---------- DATA
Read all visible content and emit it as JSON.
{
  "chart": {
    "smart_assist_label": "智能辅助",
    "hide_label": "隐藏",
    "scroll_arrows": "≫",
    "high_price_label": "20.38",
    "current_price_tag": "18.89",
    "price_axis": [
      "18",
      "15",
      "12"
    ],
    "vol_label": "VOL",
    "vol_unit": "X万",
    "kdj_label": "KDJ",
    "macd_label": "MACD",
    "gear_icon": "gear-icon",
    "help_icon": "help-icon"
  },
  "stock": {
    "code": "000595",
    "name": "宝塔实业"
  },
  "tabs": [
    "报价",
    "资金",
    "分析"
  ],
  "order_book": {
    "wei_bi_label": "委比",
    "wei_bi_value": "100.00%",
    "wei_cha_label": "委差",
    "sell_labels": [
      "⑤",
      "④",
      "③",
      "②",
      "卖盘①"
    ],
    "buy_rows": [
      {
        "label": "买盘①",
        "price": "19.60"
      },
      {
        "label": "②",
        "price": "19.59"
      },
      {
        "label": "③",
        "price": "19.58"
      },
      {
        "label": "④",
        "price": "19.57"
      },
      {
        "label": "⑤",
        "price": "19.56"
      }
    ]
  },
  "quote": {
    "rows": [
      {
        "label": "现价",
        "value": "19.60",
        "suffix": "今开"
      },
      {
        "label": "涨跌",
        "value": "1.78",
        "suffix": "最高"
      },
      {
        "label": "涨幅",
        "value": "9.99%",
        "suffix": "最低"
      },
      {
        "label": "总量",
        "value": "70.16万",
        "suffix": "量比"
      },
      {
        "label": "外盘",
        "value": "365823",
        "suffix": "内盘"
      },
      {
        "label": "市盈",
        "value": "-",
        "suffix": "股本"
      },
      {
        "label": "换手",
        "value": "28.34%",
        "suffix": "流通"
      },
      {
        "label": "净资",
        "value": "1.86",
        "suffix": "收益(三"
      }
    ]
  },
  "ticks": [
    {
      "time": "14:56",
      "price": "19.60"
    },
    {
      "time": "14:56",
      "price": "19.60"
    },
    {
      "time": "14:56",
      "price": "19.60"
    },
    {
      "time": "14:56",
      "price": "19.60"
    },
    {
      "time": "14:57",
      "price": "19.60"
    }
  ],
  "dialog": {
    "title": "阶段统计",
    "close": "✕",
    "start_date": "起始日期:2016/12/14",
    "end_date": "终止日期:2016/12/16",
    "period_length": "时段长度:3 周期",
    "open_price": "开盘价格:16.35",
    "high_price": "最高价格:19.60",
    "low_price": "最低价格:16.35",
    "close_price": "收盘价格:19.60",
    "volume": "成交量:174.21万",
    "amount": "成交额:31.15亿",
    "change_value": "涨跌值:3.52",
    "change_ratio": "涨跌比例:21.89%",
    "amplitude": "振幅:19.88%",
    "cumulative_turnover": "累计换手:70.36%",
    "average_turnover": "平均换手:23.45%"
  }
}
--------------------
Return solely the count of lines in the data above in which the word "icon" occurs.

◆ OUTPUT FOR THIS TASK: 2